Dodge: The concept of Kaizen was written about nearly 25 years ago and is only now starting to get play in the healthcare industry. Where do you see it going from here?
Graban: Interesting question. Masaaki Imai’s book, Kaizen, was published in 1986. And in 1989, Dr. Donald Berwick, who is well known for founding the Institute for Healthcare Improvement (IHI) and for serving as the administrator for the Centers for Medicare and Medicaid Services, wrote an opinion piece in the New England Journal of Medicine talking about the need for kaizen in the healthcare setting. He used the word, he cited Imai’s book, he talked about the need for a culture of continuous improvement in healthcare, and he cited W. Edwards Deming and the need to stop blaming individuals for problems and start looking at things more systemically. I was floored when I discovered that article. Sadly no single opinion piece was enough to create a groundswell for kaizen to become the norm in healthcare. Fortunately, IHI, the Lean Enterprise Institute, the ThedaCare Center for Healthcare Value and a lot of the leading healthcare organizations out there are very much talking about the need for this continuous improvement culture. It is not just a bunch of projects or tools or tips or tricks. I’m optimistic we’re going to see more of it.

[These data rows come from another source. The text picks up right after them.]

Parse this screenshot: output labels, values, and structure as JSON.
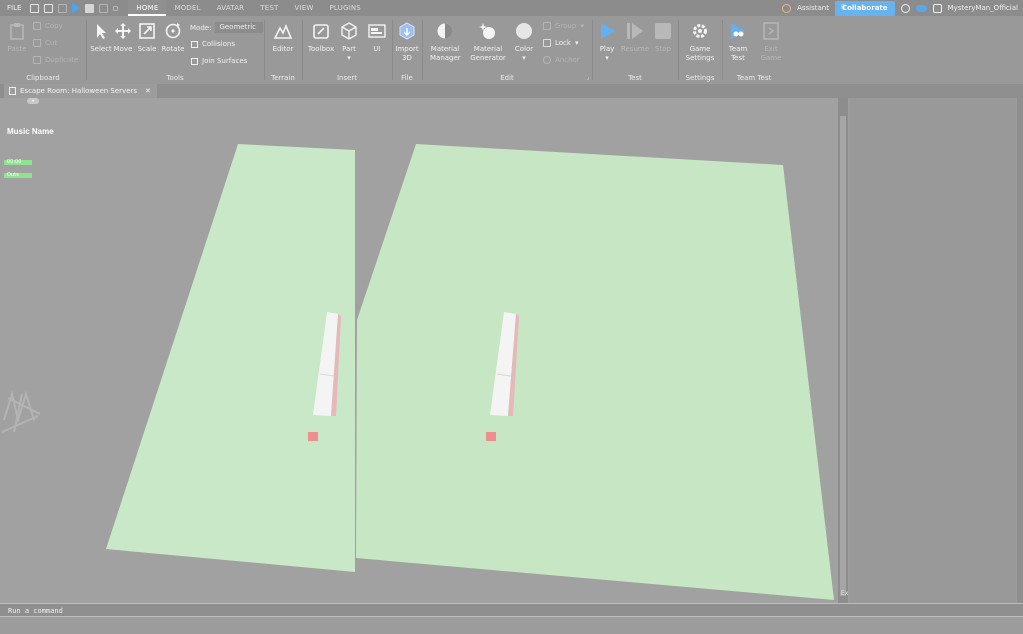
{
  "menubar": {
    "file": "FILE",
    "tabs": [
      "HOME",
      "MODEL",
      "AVATAR",
      "TEST",
      "VIEW",
      "PLUGINS"
    ],
    "assistant": "Assistant",
    "collaborate": "Collaborate",
    "username": "MysteryMan_Official"
  },
  "ribbon": {
    "clipboard": {
      "label": "Clipboard",
      "paste": "Paste",
      "copy": "Copy",
      "cut": "Cut",
      "duplicate": "Duplicate"
    },
    "tools": {
      "label": "Tools",
      "select": "Select",
      "move": "Move",
      "scale": "Scale",
      "rotate": "Rotate",
      "mode_label": "Mode:",
      "mode_value": "Geometric",
      "collisions": "Collisions",
      "join_surfaces": "Join Surfaces"
    },
    "terrain": {
      "label": "Terrain",
      "editor": "Editor"
    },
    "insert": {
      "label": "Insert",
      "toolbox": "Toolbox",
      "part": "Part",
      "ui": "UI"
    },
    "file": {
      "label": "File",
      "import3d_1": "Import",
      "import3d_2": "3D"
    },
    "edit": {
      "label": "Edit",
      "material_manager_1": "Material",
      "material_manager_2": "Manager",
      "material_generator_1": "Material",
      "material_generator_2": "Generator",
      "color": "Color",
      "group": "Group",
      "lock": "Lock",
      "anchor": "Anchor"
    },
    "test": {
      "label": "Test",
      "play": "Play",
      "resume": "Resume",
      "stop": "Stop"
    },
    "settings": {
      "label": "Settings",
      "game_settings_1": "Game",
      "game_settings_2": "Settings"
    },
    "team_test": {
      "label": "Team Test",
      "team_test_1": "Team",
      "team_test_2": "Test",
      "exit_game_1": "Exit",
      "exit_game_2": "Game"
    }
  },
  "doc_tab": {
    "title": "Escape Room: Halloween Servers"
  },
  "viewport": {
    "music_name": "Music Name",
    "label_a": "00:00",
    "label_b": "Outs"
  },
  "side_edge": {
    "top": "Fi",
    "bottom": "Ex"
  },
  "command": {
    "placeholder": "Run a command"
  },
  "colors": {
    "accent": "#67b3ef",
    "baseplate": "#c6e6c6",
    "part": "#f0f0f0",
    "spawn": "#ee8e8e"
  }
}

At same time, it’s not easy to embrace a culture of continuous improvement. It requires changes in leadership behaviors starting at the top, from senior leadership to frontline managers. Sometimes there are too many ingrained behaviors that prevent people from getting started with continuous improvement or that can keep them from maintaining it. People won’t argue with you that continuous improvement should happen, but that doesn’t mean everyone is putting in the serious work to make it a reality.
Look at how Toyota makes time for improvement. They pay people to come in early or stay late to work on their improvement ideas. People are motivated by that not just for the overtime but because they want to make their workplace safer, less frustrating—or, in healthcare, better for patients. Clearly having people work on improvement is beneficial to Toyota. It’s not only giving a return on the organization but also helping develop their employees by building enthusiasm and morale. There are so many benefits.

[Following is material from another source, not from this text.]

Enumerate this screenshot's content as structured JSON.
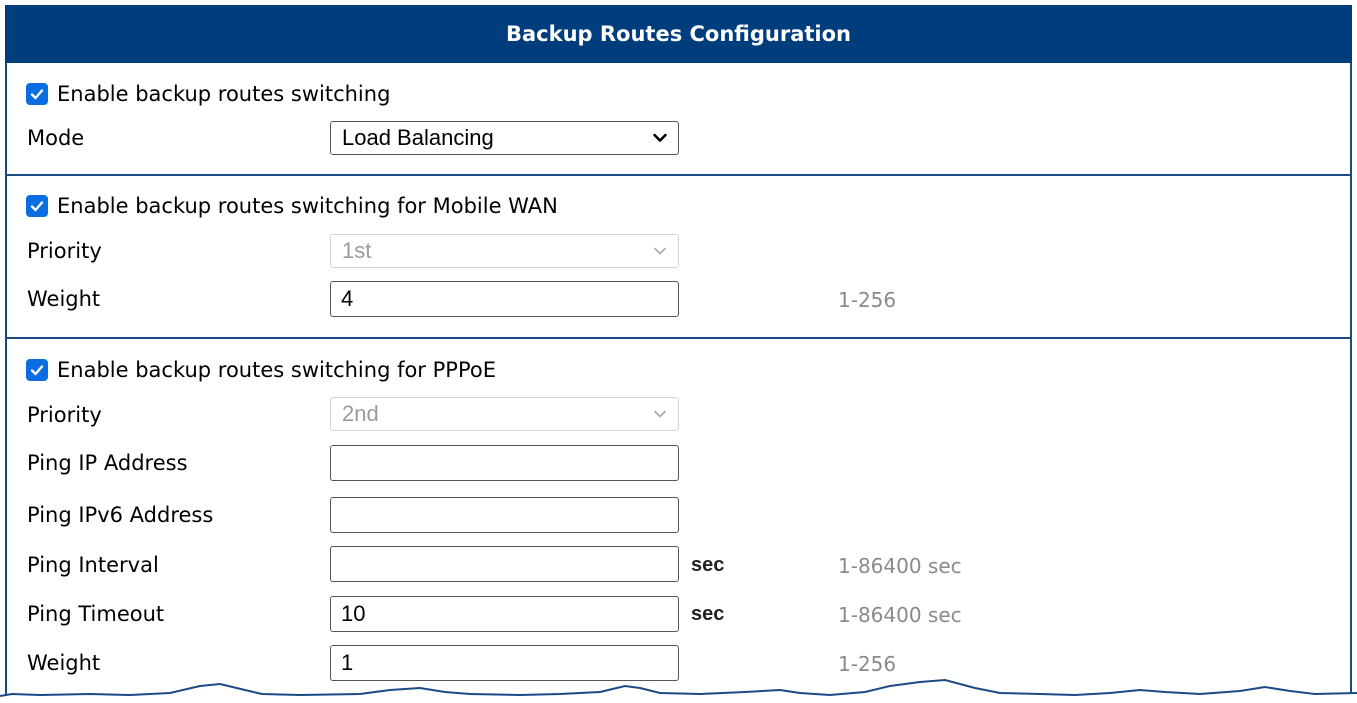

Dodge: Implementing the kaizen philosophy sounds like a wonderful opportunity to engage staff, regardless of the industry.
Graban: Exactly. We see people using kaizen in so many different industries. Starbucks has been teaching lean methods at its stores, teaching store managers, baristas and store partners how to implement kaizen and continuous improvement. It’s great to see how that’s spreading. In fact, a couple weeks ago KaiNexus signed our first non-healthcare customer—a trucking and logistics company. It’s universal that people want to participate in improvement. We need a culture and methodology to make sure we’re turning that goal into reality.
Mark Graban blogs and tweets regularly on lean and kaizen. Follow him @MarkGraban.